Randi states that: By far the most common claim made for the Million Dollar Challenge offered by the James Randi Educational Foundation (JREF) is dowsing”.  Yet the million dollar prize is still unclaimed!  If dowsing worked then Randi would have lost his money years ago! (This is borne out by the evidence discussed in wikipedia and the Encyclopaedia Britannica’s description of it as “occultism”)

Hines’ explanation for the movement of the dowsing rods is small unconscious muscle twitches.  (Randi offers the same explanation).

It was also said of Hines that he: “… Refuses to accept anecdotal reports, claiming they are unreliable.”  The implication of this is that he is being unfair, instead of absolutely right.  To have a factual programme inferring that anecdotes are data is very irresponsible.

We were then introduced to Tony Faulkner, apparently an electrical engineer, who was claimed to have conducted controlled experiments to try “… to substantiate why the dowsing he had seen could have worked.”  More nonsense.  That is the path to self-deception.  Good science is about trying to falsify your hypothesis, not confirm it. 

His defence: “… people who are trained in a western way find it hard to accept …” When “western” is used as a pejorative against the scientific method, then we have a sure sign that we are in the presence of quackery.

The show did mention that sceptics point out that if you dig virtually anywhere in the UK, at random, you will hit water eventually.  It’s a shame that the programme makers did not think the implications of this one through.

Instead we closed on the delusional conclusion from the journalist “responsible”: “… In my own brief experience I and many like me have seen the rods work.”

In the words of Homer Simpson: D’Oh!

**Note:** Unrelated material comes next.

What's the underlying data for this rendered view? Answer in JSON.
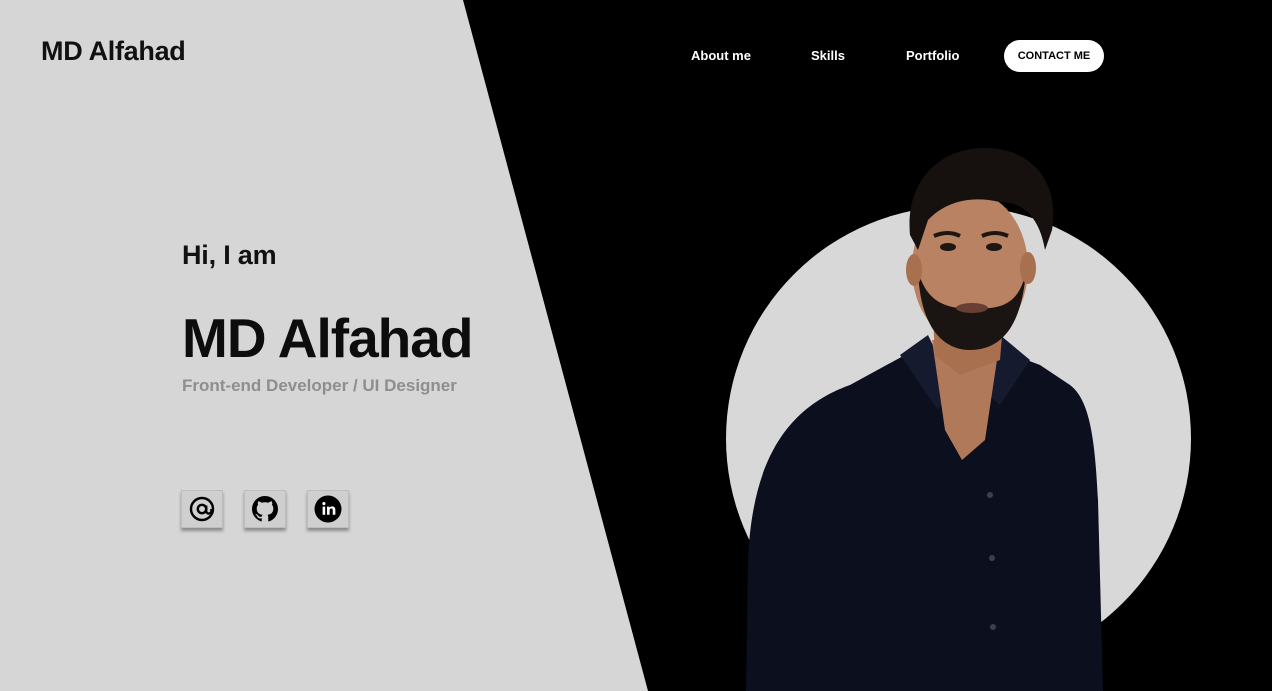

[Edit.  I came across this and this on dowsing for explosives]

Posted in dowsing, Pseudoscience | Tagged: , , , , , , | 4 Comments »